THORNBURY is the first town in South Gloucestershire to be accepted onto a national scheme which focuses on living with the effects of climate change.

Thornbury has this week become a member of the Transition Town Initiative.

There are more than 150 Transition Towns across the country, all with the aim of taking positive steps to prepare for the impact of climate change and the prospect of less oil and gas.

Thornbury has achieved this transition status through the work of Sustainable Thornbury.

Sustainable Thornbury is a community group which hopes to encourage people to think more about the environment and the impact their day to day lives may be having on the earth’s resources.

Last year Sustainable Thornbury launched a campaign to get rid of all the plastic bags in the town.
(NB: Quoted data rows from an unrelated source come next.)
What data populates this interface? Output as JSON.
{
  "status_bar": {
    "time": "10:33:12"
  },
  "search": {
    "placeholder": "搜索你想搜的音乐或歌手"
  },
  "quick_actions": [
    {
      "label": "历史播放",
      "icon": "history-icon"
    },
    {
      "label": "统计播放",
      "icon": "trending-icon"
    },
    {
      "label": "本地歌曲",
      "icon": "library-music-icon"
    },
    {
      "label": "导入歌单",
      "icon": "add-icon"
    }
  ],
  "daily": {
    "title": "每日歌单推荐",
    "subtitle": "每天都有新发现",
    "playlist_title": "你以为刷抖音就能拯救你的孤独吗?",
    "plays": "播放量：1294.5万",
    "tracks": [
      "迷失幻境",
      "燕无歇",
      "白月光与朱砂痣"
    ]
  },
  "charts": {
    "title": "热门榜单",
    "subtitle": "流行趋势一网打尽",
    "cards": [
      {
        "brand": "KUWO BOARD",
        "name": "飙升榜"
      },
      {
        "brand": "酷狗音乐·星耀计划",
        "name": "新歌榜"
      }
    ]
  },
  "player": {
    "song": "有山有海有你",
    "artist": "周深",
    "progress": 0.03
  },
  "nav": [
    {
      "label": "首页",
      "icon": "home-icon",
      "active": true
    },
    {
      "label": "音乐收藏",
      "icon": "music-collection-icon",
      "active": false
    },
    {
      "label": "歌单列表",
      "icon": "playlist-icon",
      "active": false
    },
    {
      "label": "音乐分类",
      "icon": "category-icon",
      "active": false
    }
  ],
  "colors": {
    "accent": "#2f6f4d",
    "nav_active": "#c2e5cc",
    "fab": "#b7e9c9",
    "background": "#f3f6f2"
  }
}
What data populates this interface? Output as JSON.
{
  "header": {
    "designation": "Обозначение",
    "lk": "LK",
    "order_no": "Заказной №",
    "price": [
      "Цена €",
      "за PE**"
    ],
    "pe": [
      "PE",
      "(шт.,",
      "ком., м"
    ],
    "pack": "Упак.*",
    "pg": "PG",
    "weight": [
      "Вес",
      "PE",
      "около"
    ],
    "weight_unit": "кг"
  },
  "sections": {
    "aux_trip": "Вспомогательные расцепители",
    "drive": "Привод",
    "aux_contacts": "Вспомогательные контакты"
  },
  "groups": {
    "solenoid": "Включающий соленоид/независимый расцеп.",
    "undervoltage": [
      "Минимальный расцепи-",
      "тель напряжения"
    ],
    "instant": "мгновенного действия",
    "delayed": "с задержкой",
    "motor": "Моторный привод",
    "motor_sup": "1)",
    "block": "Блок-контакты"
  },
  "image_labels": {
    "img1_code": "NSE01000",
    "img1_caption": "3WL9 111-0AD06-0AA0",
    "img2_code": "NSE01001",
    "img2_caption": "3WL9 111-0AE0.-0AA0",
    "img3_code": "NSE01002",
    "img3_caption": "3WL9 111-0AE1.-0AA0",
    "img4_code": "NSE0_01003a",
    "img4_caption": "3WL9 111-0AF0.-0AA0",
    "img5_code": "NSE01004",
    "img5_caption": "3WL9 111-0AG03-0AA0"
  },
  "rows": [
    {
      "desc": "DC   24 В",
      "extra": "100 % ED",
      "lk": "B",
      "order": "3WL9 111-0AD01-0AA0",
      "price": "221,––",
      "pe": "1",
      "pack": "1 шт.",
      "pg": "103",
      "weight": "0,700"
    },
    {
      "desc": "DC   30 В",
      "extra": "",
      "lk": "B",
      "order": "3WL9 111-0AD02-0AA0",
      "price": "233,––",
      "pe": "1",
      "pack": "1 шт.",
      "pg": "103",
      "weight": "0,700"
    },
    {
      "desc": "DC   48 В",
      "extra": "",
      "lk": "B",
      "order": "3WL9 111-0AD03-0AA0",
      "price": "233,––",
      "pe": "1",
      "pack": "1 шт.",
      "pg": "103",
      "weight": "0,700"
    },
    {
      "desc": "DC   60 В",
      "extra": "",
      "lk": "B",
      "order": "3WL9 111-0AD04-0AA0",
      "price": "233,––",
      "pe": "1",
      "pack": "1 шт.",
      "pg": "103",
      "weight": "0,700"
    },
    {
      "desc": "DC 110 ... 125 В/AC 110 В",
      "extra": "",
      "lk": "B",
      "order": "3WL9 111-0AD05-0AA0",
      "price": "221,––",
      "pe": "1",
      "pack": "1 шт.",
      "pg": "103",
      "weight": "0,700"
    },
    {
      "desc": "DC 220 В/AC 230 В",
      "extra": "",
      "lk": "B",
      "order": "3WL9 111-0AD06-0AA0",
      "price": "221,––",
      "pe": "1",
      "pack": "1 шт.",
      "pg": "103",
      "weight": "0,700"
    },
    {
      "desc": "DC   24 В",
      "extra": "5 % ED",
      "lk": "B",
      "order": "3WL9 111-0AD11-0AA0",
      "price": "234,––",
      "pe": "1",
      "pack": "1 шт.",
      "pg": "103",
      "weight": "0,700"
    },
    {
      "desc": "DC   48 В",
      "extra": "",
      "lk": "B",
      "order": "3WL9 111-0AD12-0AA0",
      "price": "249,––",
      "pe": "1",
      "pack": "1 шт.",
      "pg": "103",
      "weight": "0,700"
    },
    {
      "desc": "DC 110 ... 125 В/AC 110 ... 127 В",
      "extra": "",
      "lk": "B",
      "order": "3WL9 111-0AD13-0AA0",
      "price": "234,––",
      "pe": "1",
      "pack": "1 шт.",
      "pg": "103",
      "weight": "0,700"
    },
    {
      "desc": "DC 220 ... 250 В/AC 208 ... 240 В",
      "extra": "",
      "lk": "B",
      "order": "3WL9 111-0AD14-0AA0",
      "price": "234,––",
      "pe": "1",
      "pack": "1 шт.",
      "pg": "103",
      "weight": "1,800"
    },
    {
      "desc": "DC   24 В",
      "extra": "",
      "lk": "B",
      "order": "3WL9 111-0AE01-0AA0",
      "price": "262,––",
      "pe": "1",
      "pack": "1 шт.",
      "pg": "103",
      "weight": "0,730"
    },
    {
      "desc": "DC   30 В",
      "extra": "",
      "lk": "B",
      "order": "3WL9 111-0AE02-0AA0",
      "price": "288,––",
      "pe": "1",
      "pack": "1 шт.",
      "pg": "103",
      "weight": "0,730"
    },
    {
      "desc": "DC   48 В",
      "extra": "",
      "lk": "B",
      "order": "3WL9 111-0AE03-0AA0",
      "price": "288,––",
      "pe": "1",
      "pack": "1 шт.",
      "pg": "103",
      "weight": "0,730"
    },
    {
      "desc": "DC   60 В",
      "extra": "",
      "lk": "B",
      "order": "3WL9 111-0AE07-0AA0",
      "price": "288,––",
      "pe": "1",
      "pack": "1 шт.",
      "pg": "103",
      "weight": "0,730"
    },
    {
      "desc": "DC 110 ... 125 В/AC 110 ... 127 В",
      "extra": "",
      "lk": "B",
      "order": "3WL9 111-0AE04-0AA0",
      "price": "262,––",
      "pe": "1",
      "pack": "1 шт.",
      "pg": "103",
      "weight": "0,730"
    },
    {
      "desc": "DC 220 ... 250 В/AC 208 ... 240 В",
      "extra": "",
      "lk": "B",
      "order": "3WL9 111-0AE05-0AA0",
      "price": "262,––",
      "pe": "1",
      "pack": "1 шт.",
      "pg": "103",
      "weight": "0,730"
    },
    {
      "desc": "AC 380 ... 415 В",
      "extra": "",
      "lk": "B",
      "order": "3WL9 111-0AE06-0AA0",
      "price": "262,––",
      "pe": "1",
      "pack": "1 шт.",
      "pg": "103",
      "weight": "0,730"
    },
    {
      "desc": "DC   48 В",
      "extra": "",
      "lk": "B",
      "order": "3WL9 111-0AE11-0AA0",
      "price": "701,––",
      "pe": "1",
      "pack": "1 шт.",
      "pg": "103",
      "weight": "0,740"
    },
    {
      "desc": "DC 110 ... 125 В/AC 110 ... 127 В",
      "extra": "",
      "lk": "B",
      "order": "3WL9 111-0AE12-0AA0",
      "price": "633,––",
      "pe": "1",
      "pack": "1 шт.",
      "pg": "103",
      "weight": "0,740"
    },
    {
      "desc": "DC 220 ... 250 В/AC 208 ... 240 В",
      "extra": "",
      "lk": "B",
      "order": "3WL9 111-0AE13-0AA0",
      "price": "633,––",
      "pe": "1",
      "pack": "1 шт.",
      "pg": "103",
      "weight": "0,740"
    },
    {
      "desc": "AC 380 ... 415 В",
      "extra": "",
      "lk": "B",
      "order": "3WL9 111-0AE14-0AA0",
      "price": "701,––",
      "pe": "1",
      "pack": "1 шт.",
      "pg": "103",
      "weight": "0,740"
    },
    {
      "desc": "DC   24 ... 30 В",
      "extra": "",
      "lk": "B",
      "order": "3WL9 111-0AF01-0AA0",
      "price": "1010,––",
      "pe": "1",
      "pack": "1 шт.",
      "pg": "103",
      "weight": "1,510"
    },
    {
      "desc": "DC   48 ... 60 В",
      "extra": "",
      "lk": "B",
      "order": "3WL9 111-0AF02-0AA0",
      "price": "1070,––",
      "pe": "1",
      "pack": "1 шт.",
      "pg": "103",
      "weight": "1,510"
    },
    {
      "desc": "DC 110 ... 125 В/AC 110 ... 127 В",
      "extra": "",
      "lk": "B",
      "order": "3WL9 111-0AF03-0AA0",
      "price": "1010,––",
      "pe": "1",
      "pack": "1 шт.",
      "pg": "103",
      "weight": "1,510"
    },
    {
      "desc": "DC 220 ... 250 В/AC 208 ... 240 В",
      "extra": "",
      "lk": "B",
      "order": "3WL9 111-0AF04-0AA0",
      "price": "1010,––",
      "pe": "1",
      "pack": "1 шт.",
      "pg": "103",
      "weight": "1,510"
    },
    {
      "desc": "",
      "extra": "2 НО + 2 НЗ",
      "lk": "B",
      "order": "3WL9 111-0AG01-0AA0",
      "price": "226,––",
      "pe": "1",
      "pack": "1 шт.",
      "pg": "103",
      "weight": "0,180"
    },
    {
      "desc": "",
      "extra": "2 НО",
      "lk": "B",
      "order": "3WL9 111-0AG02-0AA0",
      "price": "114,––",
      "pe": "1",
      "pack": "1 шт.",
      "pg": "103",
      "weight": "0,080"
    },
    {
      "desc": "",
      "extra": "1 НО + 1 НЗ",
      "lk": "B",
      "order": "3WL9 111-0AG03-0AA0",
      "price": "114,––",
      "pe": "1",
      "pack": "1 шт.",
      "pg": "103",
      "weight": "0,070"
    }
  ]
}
After six months a survey revealed more than 80 percent of shoppers and stopped using plastic bags given out at the checkouts but now carried their own carrier bags.

More than 90 percent of shop owners also claim to be ordering fewer carrier bags for customers to use.

Margaret Pinder, from Sustainable Thornbury, said the group wanted to reassure residents that lifestyles could be adapted.

She said: "The problems caused by climate change and the prospect of a future with less oil and gas can make people feel helpless but this doesn't have to be the case.

"Sustainable Thornbury believes that we can make the transition to a world with less oil an exciting prospect through working together in our communities."

To help explain the work of Transition Towns and the issues involved Sustainable Thornbury is holding a series of talks over the next few months.

The first talk will be about the impact of the depletion of the world’s oil reserves and this will be led by Ian Page, a local expert, and will be held at the Chantry, Thornbury, on Tuesday, April 28 (7.30pm).